    None realize more than Mr. Shute that wages have increased considerably since the good old days. In the latter part of 1860 he was receiving $10 a month and his board. However upon his marriage, Mr. Shute's salary was handsomely increased to $18 a month and his dinners. Later it was increased to$30 per month. 
    Mr. Shute has a fine collection of old pictures taken at different times of the Tally-ho, buses and sleigh, which has been frequently seen in our streets late years. Some of these pictures include parties of the Syracuse Camera Club, which came here for outings, and later driving to Chittenango Falls; another  is of the big bus which used to run from Manlius to Syracuse and later was bought and used by Mr. Shute.
    A large link wooden chain, which was carved by a prisoner in Auburn Prison, and which was presented to Mr. Shute by Mr. Edward Jewel, one-time owner of the Cazenovia House, is a relic highly prize and one well remembered in connection with his pictures.
    In January, 1911 Mr. Shute sold his business in Cazenovia, which he had conducted for over fifty years to Blodgett Brothers, and since has been enjoying the fruits of his hard work. We congratulate Mr. Shute upon his good health and his good fortune in attaining these seventy four years.

Cazenovia Republican
Thursday, May 12, 1921

      Stage Driver Dies At Age of 79
    George S. Shute, the veteran stage driver, died at his home Saturday, at the age of 79 years.

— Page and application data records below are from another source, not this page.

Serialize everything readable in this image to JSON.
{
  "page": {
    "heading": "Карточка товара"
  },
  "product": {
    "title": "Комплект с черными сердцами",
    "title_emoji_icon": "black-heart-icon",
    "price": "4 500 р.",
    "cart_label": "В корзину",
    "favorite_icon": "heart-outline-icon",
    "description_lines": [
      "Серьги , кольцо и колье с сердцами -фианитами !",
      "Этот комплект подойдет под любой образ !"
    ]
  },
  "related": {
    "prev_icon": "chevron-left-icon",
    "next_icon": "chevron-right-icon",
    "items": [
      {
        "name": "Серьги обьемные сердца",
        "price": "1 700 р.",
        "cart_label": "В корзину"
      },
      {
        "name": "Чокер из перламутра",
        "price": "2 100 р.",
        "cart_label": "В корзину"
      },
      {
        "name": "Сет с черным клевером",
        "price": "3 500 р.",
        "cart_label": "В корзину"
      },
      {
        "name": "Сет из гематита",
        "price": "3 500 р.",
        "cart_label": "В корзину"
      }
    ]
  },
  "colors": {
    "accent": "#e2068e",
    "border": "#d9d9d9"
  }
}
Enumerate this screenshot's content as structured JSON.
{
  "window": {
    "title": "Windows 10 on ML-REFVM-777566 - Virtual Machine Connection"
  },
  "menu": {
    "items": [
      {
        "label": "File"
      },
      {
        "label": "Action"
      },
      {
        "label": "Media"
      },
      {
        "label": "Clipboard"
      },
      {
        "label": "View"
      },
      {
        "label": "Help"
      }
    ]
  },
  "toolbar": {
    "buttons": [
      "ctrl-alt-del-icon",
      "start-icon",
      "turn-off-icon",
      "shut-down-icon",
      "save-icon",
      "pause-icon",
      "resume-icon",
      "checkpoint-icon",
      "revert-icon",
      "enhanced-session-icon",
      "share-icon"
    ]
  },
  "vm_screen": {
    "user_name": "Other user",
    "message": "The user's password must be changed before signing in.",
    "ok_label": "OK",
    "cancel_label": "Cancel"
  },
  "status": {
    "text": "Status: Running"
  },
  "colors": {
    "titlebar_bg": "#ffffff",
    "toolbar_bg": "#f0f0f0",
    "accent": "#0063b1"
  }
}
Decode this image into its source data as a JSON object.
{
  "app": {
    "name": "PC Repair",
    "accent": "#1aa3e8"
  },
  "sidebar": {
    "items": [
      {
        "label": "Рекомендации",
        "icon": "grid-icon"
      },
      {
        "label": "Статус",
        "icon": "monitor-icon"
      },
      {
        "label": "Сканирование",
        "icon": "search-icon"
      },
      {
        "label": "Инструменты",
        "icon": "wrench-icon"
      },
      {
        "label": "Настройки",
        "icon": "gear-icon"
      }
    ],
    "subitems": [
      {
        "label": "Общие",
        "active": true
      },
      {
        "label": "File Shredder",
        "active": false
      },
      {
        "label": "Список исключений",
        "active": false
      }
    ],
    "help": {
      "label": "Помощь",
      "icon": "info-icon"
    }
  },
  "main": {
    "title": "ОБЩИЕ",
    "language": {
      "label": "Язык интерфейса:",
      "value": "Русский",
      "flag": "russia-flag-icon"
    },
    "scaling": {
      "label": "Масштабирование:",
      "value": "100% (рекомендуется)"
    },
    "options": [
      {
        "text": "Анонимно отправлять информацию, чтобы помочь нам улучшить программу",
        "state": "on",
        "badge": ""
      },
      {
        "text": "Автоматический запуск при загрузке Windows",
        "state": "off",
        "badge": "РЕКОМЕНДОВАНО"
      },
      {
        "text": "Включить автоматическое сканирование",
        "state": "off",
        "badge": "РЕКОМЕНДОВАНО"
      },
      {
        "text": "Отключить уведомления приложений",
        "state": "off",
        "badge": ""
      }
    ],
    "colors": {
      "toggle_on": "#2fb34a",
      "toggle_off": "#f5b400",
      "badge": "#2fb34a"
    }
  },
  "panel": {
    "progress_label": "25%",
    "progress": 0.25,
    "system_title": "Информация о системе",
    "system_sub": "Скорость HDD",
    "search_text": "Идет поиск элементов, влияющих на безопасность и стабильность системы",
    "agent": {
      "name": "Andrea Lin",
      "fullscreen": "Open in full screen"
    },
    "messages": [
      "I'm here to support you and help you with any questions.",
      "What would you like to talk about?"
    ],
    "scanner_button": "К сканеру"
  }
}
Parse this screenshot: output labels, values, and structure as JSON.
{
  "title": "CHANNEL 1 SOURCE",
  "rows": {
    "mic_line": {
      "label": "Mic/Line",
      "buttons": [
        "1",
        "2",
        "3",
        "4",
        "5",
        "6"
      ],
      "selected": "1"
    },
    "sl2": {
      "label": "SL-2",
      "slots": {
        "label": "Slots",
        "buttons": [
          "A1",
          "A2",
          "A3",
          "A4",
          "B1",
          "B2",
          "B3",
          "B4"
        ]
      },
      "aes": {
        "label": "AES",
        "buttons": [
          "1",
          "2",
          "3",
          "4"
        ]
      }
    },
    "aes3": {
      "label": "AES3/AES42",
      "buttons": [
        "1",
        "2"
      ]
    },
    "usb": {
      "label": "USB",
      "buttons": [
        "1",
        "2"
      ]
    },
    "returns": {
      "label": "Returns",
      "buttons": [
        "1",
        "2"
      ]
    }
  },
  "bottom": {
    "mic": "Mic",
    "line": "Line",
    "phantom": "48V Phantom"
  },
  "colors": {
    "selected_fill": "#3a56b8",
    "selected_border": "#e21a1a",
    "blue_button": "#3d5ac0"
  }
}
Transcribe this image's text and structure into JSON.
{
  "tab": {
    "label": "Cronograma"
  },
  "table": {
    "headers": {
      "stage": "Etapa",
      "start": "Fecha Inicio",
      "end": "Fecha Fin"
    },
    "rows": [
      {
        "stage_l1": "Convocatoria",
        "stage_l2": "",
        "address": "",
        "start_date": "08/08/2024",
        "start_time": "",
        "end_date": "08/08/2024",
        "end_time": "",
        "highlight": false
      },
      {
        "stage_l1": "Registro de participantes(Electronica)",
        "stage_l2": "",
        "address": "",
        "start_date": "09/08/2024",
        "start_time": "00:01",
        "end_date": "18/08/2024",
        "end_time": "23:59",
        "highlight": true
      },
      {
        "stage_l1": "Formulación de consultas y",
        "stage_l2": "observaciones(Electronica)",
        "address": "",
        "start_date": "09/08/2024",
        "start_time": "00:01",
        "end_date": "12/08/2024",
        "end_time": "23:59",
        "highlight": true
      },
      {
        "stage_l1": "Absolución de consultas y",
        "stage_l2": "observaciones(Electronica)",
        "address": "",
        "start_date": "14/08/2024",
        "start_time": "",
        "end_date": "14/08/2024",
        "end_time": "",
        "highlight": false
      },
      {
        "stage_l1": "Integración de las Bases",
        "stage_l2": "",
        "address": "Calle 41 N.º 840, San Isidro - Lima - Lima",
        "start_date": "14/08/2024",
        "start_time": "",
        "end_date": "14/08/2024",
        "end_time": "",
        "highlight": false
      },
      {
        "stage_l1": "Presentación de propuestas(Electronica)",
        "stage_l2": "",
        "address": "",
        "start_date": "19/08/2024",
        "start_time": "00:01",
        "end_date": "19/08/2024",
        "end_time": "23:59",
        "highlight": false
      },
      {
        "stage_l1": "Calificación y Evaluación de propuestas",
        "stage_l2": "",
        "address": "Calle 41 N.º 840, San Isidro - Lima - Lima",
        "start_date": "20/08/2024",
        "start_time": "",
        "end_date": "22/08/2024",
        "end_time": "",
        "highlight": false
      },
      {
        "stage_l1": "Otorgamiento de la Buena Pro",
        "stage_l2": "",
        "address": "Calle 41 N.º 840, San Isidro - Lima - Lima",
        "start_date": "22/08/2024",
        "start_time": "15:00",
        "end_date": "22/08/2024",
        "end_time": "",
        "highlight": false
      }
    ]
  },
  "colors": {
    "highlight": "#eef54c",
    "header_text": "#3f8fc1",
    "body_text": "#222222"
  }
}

For three weeks he had been suffering with asthma, but was down town the Monday before his death.
    The funeral was held Monday afternoon from his late home, Rev. R.D., Stanley, pastor of the Methodist church, assisted by Rv. E.A. Peck, officiating and burial was made in Evergreen cemetery beside his wife.
    Complete arrangements for his funeral had been made by Mr. Shute before his death. These instructions, partly written and partly told to his family, were changed by him from time to time as conditions changed. Horses, his faithful friends during his entire life, drew him to his last resting place. He had requested that a horse-drawn hearse be used, a black team and John Miller on the box. The bugle and whip used for years by him on the stagecoach, were buried with him. His bearers were his four sons, his grandson, Phellix Chelot of Rochester and his nephew, Sidmond Poole of Syracuse.
    Mr. Shute was born in Chittenango. At the age of seventeen he left school sand started driving the stage and continued in the business in January, 1911. In the fall of 1859 Mr. Shute commenced driving the stage from here to Chittenango. He later drove on the Syracuse-Manlius line and after the Lehigh Valley and West Shore railroad were built, continuing the business in the village, starting November 18, 1876. and continued it successfully for thirty-four years, selling it to Blodgett brothers.
    At the age of twenty-one(on August 22, 1862)  Mr. Shute married Miss Hattie Rogers of Chittenango. They lived together over fifty years, until the death of Mrs. Shute nine years ago. Mr. Shute had been a member of the Chittenango Methodist church over forty years. He had a remarkable memory for dates and was an entertaining talker on Cazenovia history of half a century ago.

    Mr. Shute is survived by five children, E.S. Shute, Charles L. Shute and Mrs. E.E. Callison of Syracuse, F. P. Shute and George R. Shute of this place; two sisters, Mrs. Nettie Abel,  and Mrs. Carrie Poole of Syracuse and seven grandchildren, all of whom attended the funeral.

During the winter months coaches on runners replaced regular stagecoaches. Madison County Historical Society collection.